“He’s the ‘boy next door’ and best neighbor and friend ever! He would literally give you the shirt off his back if it would help you — whether he knows you or not,” Annie Hearon wrote in her nomination. “Kirk has put out so much good into the world, that people are anxious to return the favor and help him for a change.”
Robinson went to Westmont College and studied kinesiology and sports medicine. His decision to become a firefighter surprised almost no one, as Robinson was always known as a “problem solver and a helper.” He joined Mercer Island’s auxiliary firefighting force in 1999, and was hired full-time at the Bothell Fire Department in April 2001. He also served as an EMT in Mercer Island’s Marine Patrol.
Robinson said it was an interesting time to be a firefighter. They “always had credibility, but it was different after 9/11,” he said. He volunteered to help at Ground Zero, and went to the south with a crew of eight firefighters from Bothell and Redmond to help FEMA in the aftermath of Hurricane Katrina in 2005.
Recently, researchers found that firefighters have an increased risk of getting cancer. The International Association of Firefighters says cancer is now the leading cause of death among their ranks.
Robinson said that one of his boys wants to be a firefighter when he grows up. Robinson supports it because he believes that “the future of firefighting is different,” and that already, more precautions are being taken and protocols are changing to improve safety and mitigate risk.
Being a firefighter has brought a lot to Robinson’s life.
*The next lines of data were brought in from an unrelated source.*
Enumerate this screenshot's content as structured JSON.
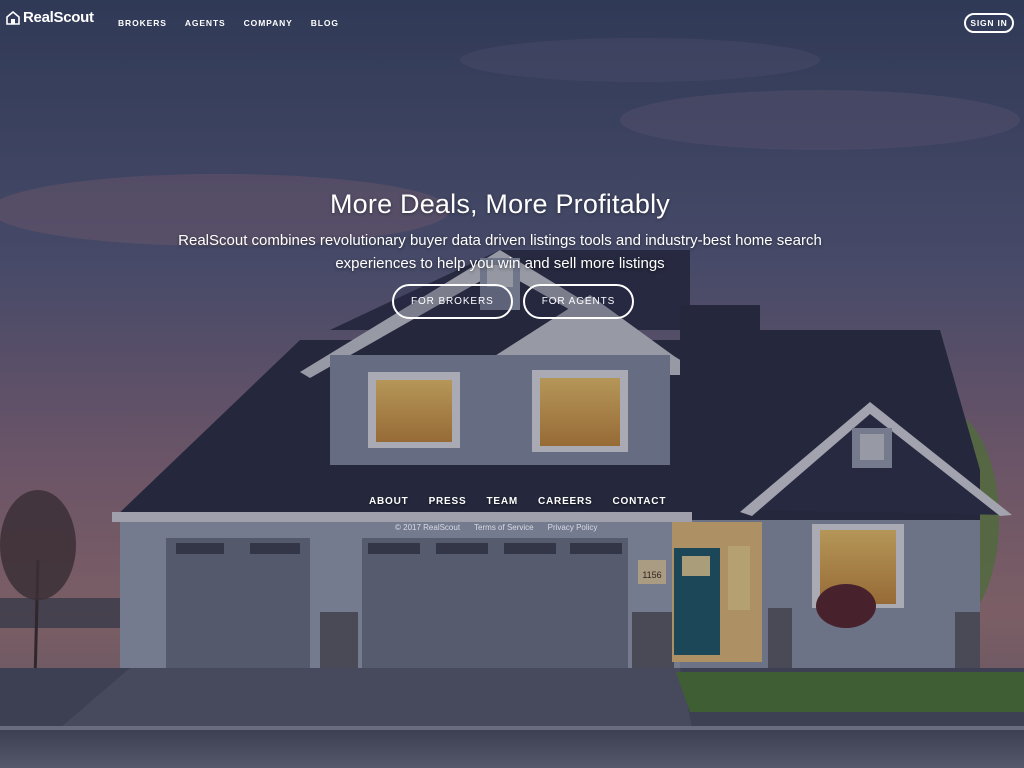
{
  "brand": {
    "name": "RealScout",
    "logo_icon": "house-flag-icon"
  },
  "nav": {
    "links": [
      "BROKERS",
      "AGENTS",
      "COMPANY",
      "BLOG"
    ],
    "signin_label": "SIGN IN"
  },
  "hero": {
    "headline": "More Deals, More Profitably",
    "subtitle": "RealScout combines revolutionary buyer data driven listings tools and industry-best home search experiences to help you win and sell more listings",
    "cta_brokers": "FOR BROKERS",
    "cta_agents": "FOR AGENTS"
  },
  "footer": {
    "links": [
      "ABOUT",
      "PRESS",
      "TEAM",
      "CAREERS",
      "CONTACT"
    ],
    "copyright": "© 2017 RealScout",
    "terms": "Terms of Service",
    "privacy": "Privacy Policy"
  },
  "house_number": "1156",
  "colors": {
    "sky_top": "#3b4a6e",
    "sky_bottom": "#8a6a7a",
    "roof": "#2c3046",
    "siding": "#8892a6",
    "door": "#1f5a6b",
    "window_glow": "#e8b860"
  }
}
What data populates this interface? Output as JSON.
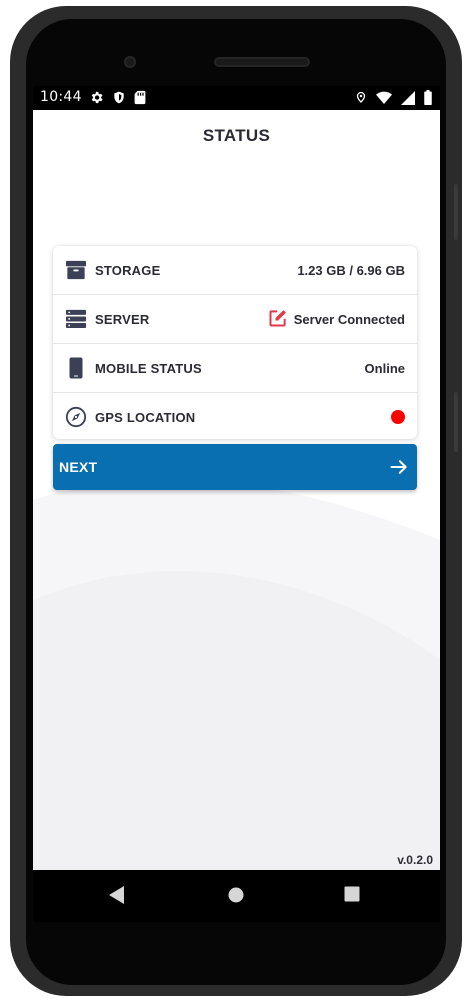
{
  "statusbar": {
    "time": "10:44",
    "icons": [
      "gear-icon",
      "shield-icon",
      "sd-card-icon",
      "location-icon",
      "wifi-icon",
      "signal-icon",
      "battery-icon"
    ]
  },
  "page": {
    "title": "STATUS"
  },
  "status_items": [
    {
      "label": "STORAGE",
      "value": "1.23 GB / 6.96 GB",
      "icon": "archive-icon"
    },
    {
      "label": "SERVER",
      "value": "Server Connected",
      "icon": "server-icon",
      "value_icon": "edit-icon",
      "value_icon_color": "#e23a4b"
    },
    {
      "label": "MOBILE STATUS",
      "value": "Online",
      "icon": "phone-icon"
    },
    {
      "label": "GPS LOCATION",
      "value": "",
      "icon": "compass-icon",
      "indicator_color": "#ff0000"
    }
  ],
  "next_button": {
    "label": "NEXT",
    "icon": "arrow-right-icon"
  },
  "version": "v.0.2.0",
  "navbar": {
    "buttons": [
      "back-icon",
      "home-icon",
      "recents-icon"
    ]
  },
  "colors": {
    "accent": "#0a6fb0",
    "text": "#2b2b33",
    "status_dot": "#ff0000"
  }
}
He met his wife while he was teaching a class on how to use fire extinguishers. He’s very involved in his department and continues to work, though he did have to miss Bothell’s pancake breakfast and Fourth of July parade this year. He has also participated in the Scott Firefighter Stairclimb, which supports The Leukemia and Lymphoma Society, every year since 2001.
“For the last two years, I actually did it while I had cancer, but I didn’t tell anyone,” he said. “There’s a cancer survivor battalion that I can be part of next year.”
Robinson has faith in modern medicine. His current regimen, called a bridge treatment, appears to be working; he has no new tumors, and the ones he has have been reduced by half. He’s also planning to try T-cell therapy.
“It’s super dangerous because they have to basically eliminate your immune system,” he said. “But if it works, it’s a home run.”
He doesn’t have an extensive family history with cancer, except for one uncle, who he believes could have survived if he had access to today’s treatments.
“Almost all of the medicines that I’ve tried didn’t exist three years ago,” he said.
Because he has no cancer symptoms, Robinson has to go to the hospital every six weeks for scans. If he tries immunotherapy, he’ll have to go for infusions every three weeks, which have “a boatload of side effects.” But Robinson had a vision that he will beat cancer.
“I knew without a doubt that I was going to live through this. It’s 100 percent different fighting cancer knowing that, as opposed to wondering,” he said. “I haven’t made it this far in life without breaking the rules, and I don’t plan on starting now.”
Find the GoFundMe page at https://www.gofundme.com/9hxza-krob.